Content starts

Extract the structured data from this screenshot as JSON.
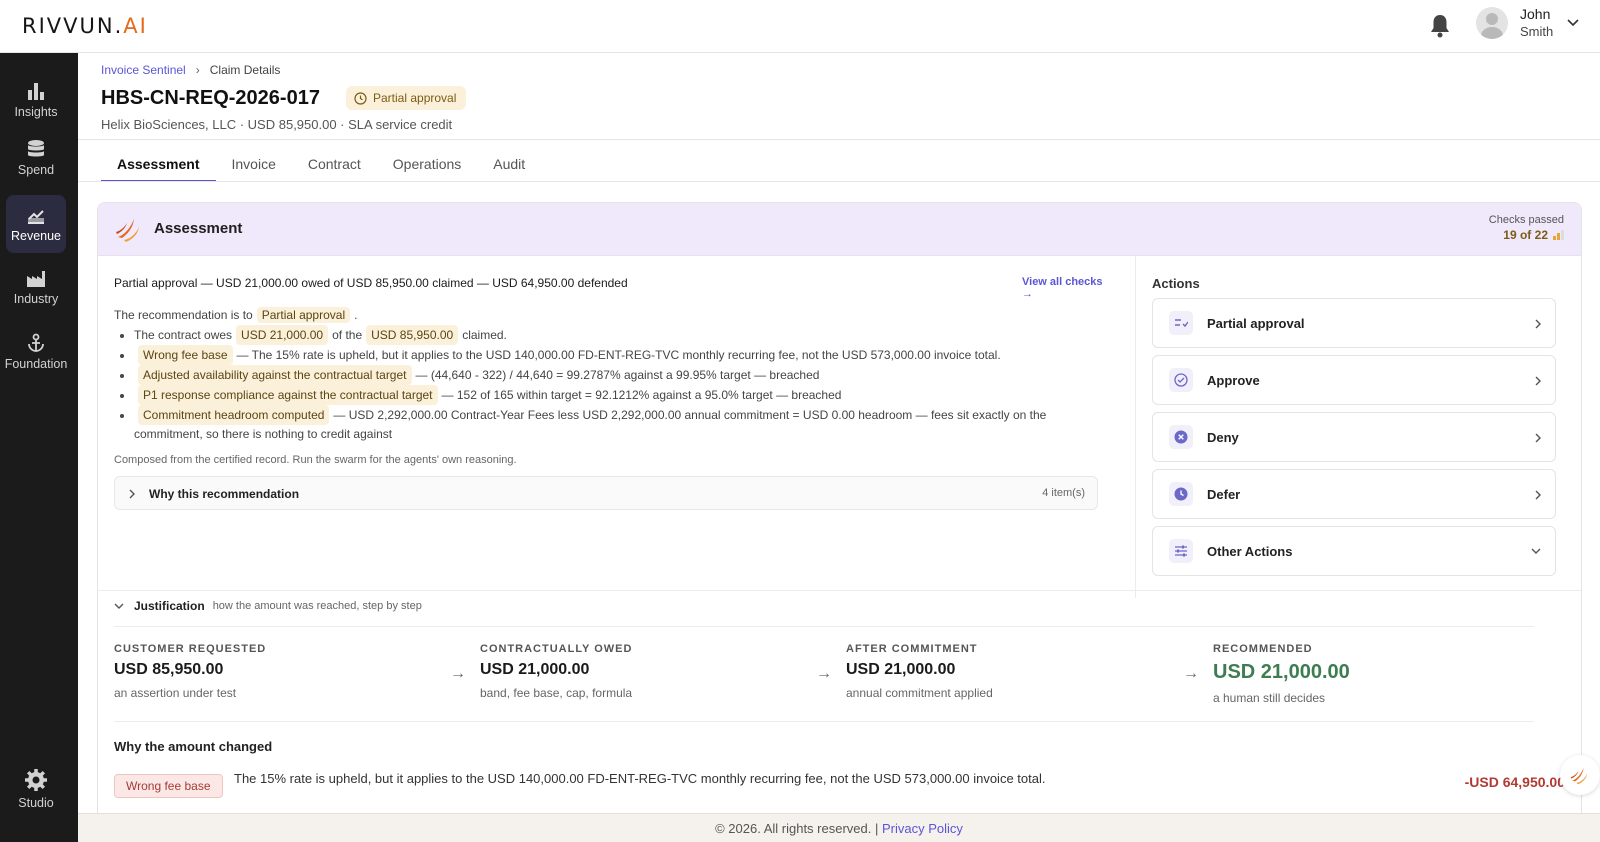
{
  "header": {
    "logo_main": "RIVVUN.",
    "logo_suffix": "AI",
    "user_first": "John",
    "user_last": "Smith"
  },
  "sidebar": {
    "items": [
      {
        "label": "Insights",
        "icon": "bar-chart-icon"
      },
      {
        "label": "Spend",
        "icon": "database-icon"
      },
      {
        "label": "Revenue",
        "icon": "revenue-icon",
        "active": true
      },
      {
        "label": "Industry",
        "icon": "factory-icon"
      },
      {
        "label": "Foundation",
        "icon": "anchor-icon"
      }
    ],
    "studio": "Studio"
  },
  "breadcrumb": {
    "parent": "Invoice Sentinel",
    "current": "Claim Details"
  },
  "claim": {
    "id": "HBS-CN-REQ-2026-017",
    "status": "Partial approval",
    "subtitle": "Helix BioSciences, LLC · USD 85,950.00 · SLA service credit"
  },
  "tabs": [
    "Assessment",
    "Invoice",
    "Contract",
    "Operations",
    "Audit"
  ],
  "assessment": {
    "title": "Assessment",
    "checks_label": "Checks passed",
    "checks_value": "19 of 22",
    "summary": "Partial approval — USD 21,000.00 owed of USD 85,950.00 claimed — USD 64,950.00 defended",
    "view_all": "View all checks →",
    "rec_prefix": "The recommendation is to",
    "rec_tag": "Partial approval",
    "rec_suffix": ".",
    "b1_pre": "The contract owes",
    "b1_tag1": "USD 21,000.00",
    "b1_mid": "of the",
    "b1_tag2": "USD 85,950.00",
    "b1_post": "claimed.",
    "b2_tag": "Wrong fee base",
    "b2_text": "— The 15% rate is upheld, but it applies to the USD 140,000.00 FD-ENT-REG-TVC monthly recurring fee, not the USD 573,000.00 invoice total.",
    "b3_tag": "Adjusted availability against the contractual target",
    "b3_text": "— (44,640 - 322) / 44,640 = 99.2787% against a 99.95% target — breached",
    "b4_tag": "P1 response compliance against the contractual target",
    "b4_text": "— 152 of 165 within target = 92.1212% against a 95.0% target — breached",
    "b5_tag": "Commitment headroom computed",
    "b5_text": "— USD 2,292,000.00 Contract-Year Fees less USD 2,292,000.00 annual commitment = USD 0.00 headroom — fees sit exactly on the commitment, so there is nothing to credit against",
    "composed": "Composed from the certified record. Run the swarm for the agents' own reasoning.",
    "why_label": "Why this recommendation",
    "why_count": "4 item(s)"
  },
  "actions": {
    "title": "Actions",
    "items": [
      {
        "label": "Partial approval",
        "icon": "partial-approval-icon"
      },
      {
        "label": "Approve",
        "icon": "check-circle-icon"
      },
      {
        "label": "Deny",
        "icon": "x-circle-icon"
      },
      {
        "label": "Defer",
        "icon": "clock-icon"
      },
      {
        "label": "Other Actions",
        "icon": "sliders-icon"
      }
    ]
  },
  "justification": {
    "label": "Justification",
    "desc": "how the amount was reached, step by step",
    "steps": [
      {
        "label": "CUSTOMER REQUESTED",
        "value": "USD 85,950.00",
        "sub": "an assertion under test"
      },
      {
        "label": "CONTRACTUALLY OWED",
        "value": "USD 21,000.00",
        "sub": "band, fee base, cap, formula"
      },
      {
        "label": "AFTER COMMITMENT",
        "value": "USD 21,000.00",
        "sub": "annual commitment applied"
      },
      {
        "label": "RECOMMENDED",
        "value": "USD 21,000.00",
        "sub": "a human still decides"
      }
    ],
    "arrow": "→",
    "why_changed": "Why the amount changed",
    "change_tag": "Wrong fee base",
    "change_text": "The 15% rate is upheld, but it applies to the USD 140,000.00 FD-ENT-REG-TVC monthly recurring fee, not the USD 573,000.00 invoice total.",
    "change_amount": "-USD 64,950.00"
  },
  "footer": {
    "copyright": "© 2026. All rights reserved. |",
    "privacy": "Privacy Policy"
  },
  "colors": {
    "accent": "#5b56d6",
    "sidebar": "#1b1b1c",
    "badge_bg": "#fbf0d9",
    "green": "#3d7d50",
    "red": "#b23a32"
  }
}
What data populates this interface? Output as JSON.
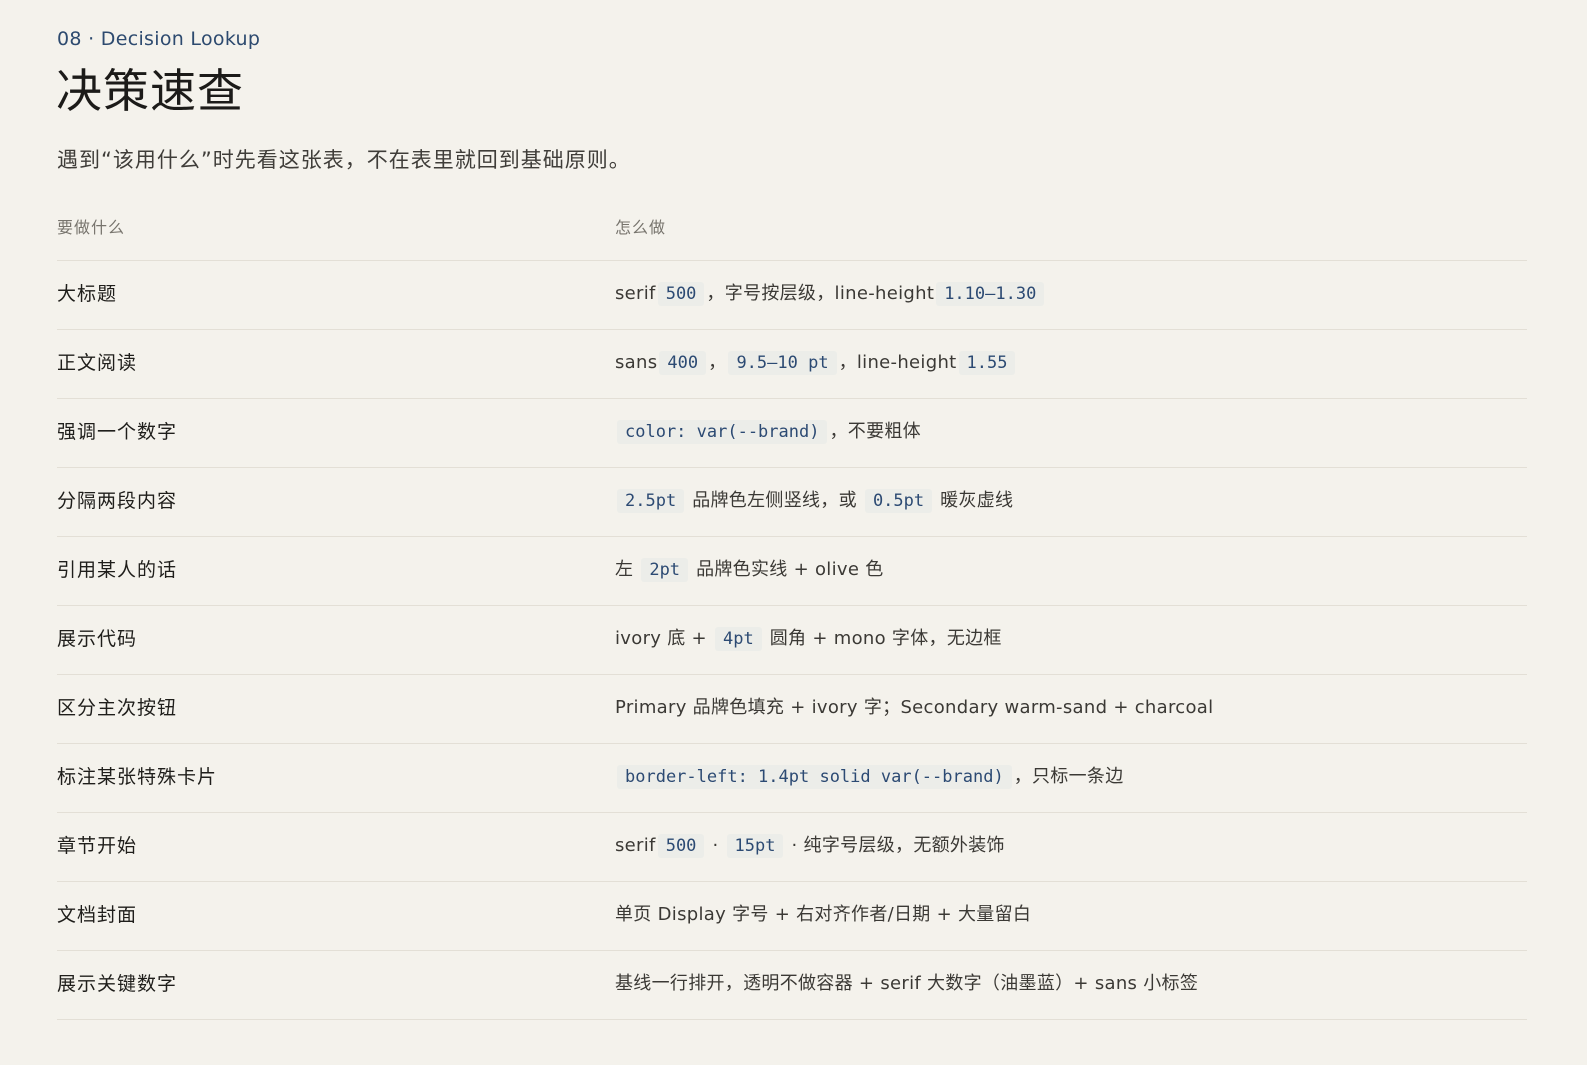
{
  "header": {
    "eyebrow": "08 · Decision Lookup",
    "title": "决策速查",
    "subtitle": "遇到“该用什么”时先看这张表，不在表里就回到基础原则。"
  },
  "table": {
    "headers": {
      "what": "要做什么",
      "how": "怎么做"
    },
    "rows": [
      {
        "what": "大标题",
        "how": [
          {
            "t": "text",
            "v": "serif"
          },
          {
            "t": "code",
            "v": "500"
          },
          {
            "t": "text",
            "v": "，字号按层级，line-height"
          },
          {
            "t": "code",
            "v": "1.10–1.30"
          }
        ]
      },
      {
        "what": "正文阅读",
        "how": [
          {
            "t": "text",
            "v": "sans"
          },
          {
            "t": "code",
            "v": "400"
          },
          {
            "t": "text",
            "v": "，"
          },
          {
            "t": "code",
            "v": "9.5–10 pt"
          },
          {
            "t": "text",
            "v": "，line-height"
          },
          {
            "t": "code",
            "v": "1.55"
          }
        ]
      },
      {
        "what": "强调一个数字",
        "how": [
          {
            "t": "code",
            "v": "color: var(--brand)"
          },
          {
            "t": "text",
            "v": "，不要粗体"
          }
        ]
      },
      {
        "what": "分隔两段内容",
        "how": [
          {
            "t": "code",
            "v": "2.5pt"
          },
          {
            "t": "text",
            "v": " 品牌色左侧竖线，或 "
          },
          {
            "t": "code",
            "v": "0.5pt"
          },
          {
            "t": "text",
            "v": " 暖灰虚线"
          }
        ]
      },
      {
        "what": "引用某人的话",
        "how": [
          {
            "t": "text",
            "v": "左 "
          },
          {
            "t": "code",
            "v": "2pt"
          },
          {
            "t": "text",
            "v": " 品牌色实线 + olive 色"
          }
        ]
      },
      {
        "what": "展示代码",
        "how": [
          {
            "t": "text",
            "v": "ivory 底 + "
          },
          {
            "t": "code",
            "v": "4pt"
          },
          {
            "t": "text",
            "v": " 圆角 + mono 字体，无边框"
          }
        ]
      },
      {
        "what": "区分主次按钮",
        "how": [
          {
            "t": "text",
            "v": "Primary 品牌色填充 + ivory 字；Secondary warm-sand + charcoal"
          }
        ]
      },
      {
        "what": "标注某张特殊卡片",
        "how": [
          {
            "t": "code",
            "v": "border-left: 1.4pt solid var(--brand)"
          },
          {
            "t": "text",
            "v": "，只标一条边"
          }
        ]
      },
      {
        "what": "章节开始",
        "how": [
          {
            "t": "text",
            "v": "serif"
          },
          {
            "t": "code",
            "v": "500"
          },
          {
            "t": "text",
            "v": " · "
          },
          {
            "t": "code",
            "v": "15pt"
          },
          {
            "t": "text",
            "v": " · 纯字号层级，无额外装饰"
          }
        ]
      },
      {
        "what": "文档封面",
        "how": [
          {
            "t": "text",
            "v": "单页 Display 字号 + 右对齐作者/日期 + 大量留白"
          }
        ]
      },
      {
        "what": "展示关键数字",
        "how": [
          {
            "t": "text",
            "v": "基线一行排开，透明不做容器 + serif 大数字（油墨蓝）+ sans 小标签"
          }
        ]
      }
    ]
  },
  "colors": {
    "background": "#f4f2ec",
    "brand_ink_blue": "#2c4a73",
    "code_background": "#ecede9",
    "rule": "#e3dfd6"
  }
}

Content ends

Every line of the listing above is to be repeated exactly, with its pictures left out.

* [FINISHED TASK]
Extract the structured data from this screenshot as JSON.
{
  "header": {
    "logo_main": "RIVVUN.",
    "logo_suffix": "AI",
    "user_first": "John",
    "user_last": "Smith"
  },
  "sidebar": {
    "items": [
      {
        "label": "Insights",
        "icon": "bar-chart-icon"
      },
      {
        "label": "Spend",
        "icon": "database-icon"
      },
      {
        "label": "Revenue",
        "icon": "revenue-icon",
        "active": true
      },
      {
        "label": "Industry",
        "icon": "factory-icon"
      },
      {
        "label": "Foundation",
        "icon": "anchor-icon"
      }
    ],
    "studio": "Studio"
  },
  "breadcrumb": {
    "parent": "Invoice Sentinel",
    "current": "Claim Details"
  },
  "claim": {
    "id": "HBS-CN-REQ-2026-017",
    "status": "Partial approval",
    "subtitle": "Helix BioSciences, LLC · USD 85,950.00 · SLA service credit"
  },
  "tabs": [
    "Assessment",
    "Invoice",
    "Contract",
    "Operations",
    "Audit"
  ],
  "assessment": {
    "title": "Assessment",
    "checks_label": "Checks passed",
    "checks_value": "19 of 22",
    "summary": "Partial approval — USD 21,000.00 owed of USD 85,950.00 claimed — USD 64,950.00 defended",
    "view_all": "View all checks →",
    "rec_prefix": "The recommendation is to",
    "rec_tag": "Partial approval",
    "rec_suffix": ".",
    "b1_pre": "The contract owes",
    "b1_tag1": "USD 21,000.00",
    "b1_mid": "of the",
    "b1_tag2": "USD 85,950.00",
    "b1_post": "claimed.",
    "b2_tag": "Wrong fee base",
    "b2_text": "— The 15% rate is upheld, but it applies to the USD 140,000.00 FD-ENT-REG-TVC monthly recurring fee, not the USD 573,000.00 invoice total.",
    "b3_tag": "Adjusted availability against the contractual target",
    "b3_text": "— (44,640 - 322) / 44,640 = 99.2787% against a 99.95% target — breached",
    "b4_tag": "P1 response compliance against the contractual target",
    "b4_text": "— 152 of 165 within target = 92.1212% against a 95.0% target — breached",
    "b5_tag": "Commitment headroom computed",
    "b5_text": "— USD 2,292,000.00 Contract-Year Fees less USD 2,292,000.00 annual commitment = USD 0.00 headroom — fees sit exactly on the commitment, so there is nothing to credit against",
    "composed": "Composed from the certified record. Run the swarm for the agents' own reasoning.",
    "why_label": "Why this recommendation",
    "why_count": "4 item(s)"
  },
  "actions": {
    "title": "Actions",
    "items": [
      {
        "label": "Partial approval",
        "icon": "partial-approval-icon"
      },
      {
        "label": "Approve",
        "icon": "check-circle-icon"
      },
      {
        "label": "Deny",
        "icon": "x-circle-icon"
      },
      {
        "label": "Defer",
        "icon": "clock-icon"
      },
      {
        "label": "Other Actions",
        "icon": "sliders-icon"
      }
    ]
  },
  "justification": {
    "label": "Justification",
    "desc": "how the amount was reached, step by step",
    "steps": [
      {
        "label": "CUSTOMER REQUESTED",
        "value": "USD 85,950.00",
        "sub": "an assertion under test"
      },
      {
        "label": "CONTRACTUALLY OWED",
        "value": "USD 21,000.00",
        "sub": "band, fee base, cap, formula"
      },
      {
        "label": "AFTER COMMITMENT",
        "value": "USD 21,000.00",
        "sub": "annual commitment applied"
      },
      {
        "label": "RECOMMENDED",
        "value": "USD 21,000.00",
        "sub": "a human still decides"
      }
    ],
    "arrow": "→",
    "why_changed": "Why the amount changed",
    "change_tag": "Wrong fee base",
    "change_text": "The 15% rate is upheld, but it applies to the USD 140,000.00 FD-ENT-REG-TVC monthly recurring fee, not the USD 573,000.00 invoice total.",
    "change_amount": "-USD 64,950.00"
  },
  "footer": {
    "copyright": "© 2026. All rights reserved. |",
    "privacy": "Privacy Policy"
  },
  "colors": {
    "accent": "#5b56d6",
    "sidebar": "#1b1b1c",
    "badge_bg": "#fbf0d9",
    "green": "#3d7d50",
    "red": "#b23a32"
  }
}
What data populates this interface? Output as JSON.
{
  "header": {
    "eyebrow": "08 · Decision Lookup",
    "title": "决策速查",
    "subtitle": "遇到“该用什么”时先看这张表，不在表里就回到基础原则。"
  },
  "table": {
    "headers": {
      "what": "要做什么",
      "how": "怎么做"
    },
    "rows": [
      {
        "what": "大标题",
        "how": [
          {
            "t": "text",
            "v": "serif"
          },
          {
            "t": "code",
            "v": "500"
          },
          {
            "t": "text",
            "v": "，字号按层级，line-height"
          },
          {
            "t": "code",
            "v": "1.10–1.30"
          }
        ]
      },
      {
        "what": "正文阅读",
        "how": [
          {
            "t": "text",
            "v": "sans"
          },
          {
            "t": "code",
            "v": "400"
          },
          {
            "t": "text",
            "v": "，"
          },
          {
            "t": "code",
            "v": "9.5–10 pt"
          },
          {
            "t": "text",
            "v": "，line-height"
          },
          {
            "t": "code",
            "v": "1.55"
          }
        ]
      },
      {
        "what": "强调一个数字",
        "how": [
          {
            "t": "code",
            "v": "color: var(--brand)"
          },
          {
            "t": "text",
            "v": "，不要粗体"
          }
        ]
      },
      {
        "what": "分隔两段内容",
        "how": [
          {
            "t": "code",
            "v": "2.5pt"
          },
          {
            "t": "text",
            "v": " 品牌色左侧竖线，或 "
          },
          {
            "t": "code",
            "v": "0.5pt"
          },
          {
            "t": "text",
            "v": " 暖灰虚线"
          }
        ]
      },
      {
        "what": "引用某人的话",
        "how": [
          {
            "t": "text",
            "v": "左 "
          },
          {
            "t": "code",
            "v": "2pt"
          },
          {
            "t": "text",
            "v": " 品牌色实线 + olive 色"
          }
        ]
      },
      {
        "what": "展示代码",
        "how": [
          {
            "t": "text",
            "v": "ivory 底 + "
          },
          {
            "t": "code",
            "v": "4pt"
          },
          {
            "t": "text",
            "v": " 圆角 + mono 字体，无边框"
          }
        ]
      },
      {
        "what": "区分主次按钮",
        "how": [
          {
            "t": "text",
            "v": "Primary 品牌色填充 + ivory 字；Secondary warm-sand + charcoal"
          }
        ]
      },
      {
        "what": "标注某张特殊卡片",
        "how": [
          {
            "t": "code",
            "v": "border-left: 1.4pt solid var(--brand)"
          },
          {
            "t": "text",
            "v": "，只标一条边"
          }
        ]
      },
      {
        "what": "章节开始",
        "how": [
          {
            "t": "text",
            "v": "serif"
          },
          {
            "t": "code",
            "v": "500"
          },
          {
            "t": "text",
            "v": " · "
          },
          {
            "t": "code",
            "v": "15pt"
          },
          {
            "t": "text",
            "v": " · 纯字号层级，无额外装饰"
          }
        ]
      },
      {
        "what": "文档封面",
        "how": [
          {
            "t": "text",
            "v": "单页 Display 字号 + 右对齐作者/日期 + 大量留白"
          }
        ]
      },
      {
        "what": "展示关键数字",
        "how": [
          {
            "t": "text",
            "v": "基线一行排开，透明不做容器 + serif 大数字（油墨蓝）+ sans 小标签"
          }
        ]
      }
    ]
  },
  "colors": {
    "background": "#f4f2ec",
    "brand_ink_blue": "#2c4a73",
    "code_background": "#ecede9",
    "rule": "#e3dfd6"
  }
}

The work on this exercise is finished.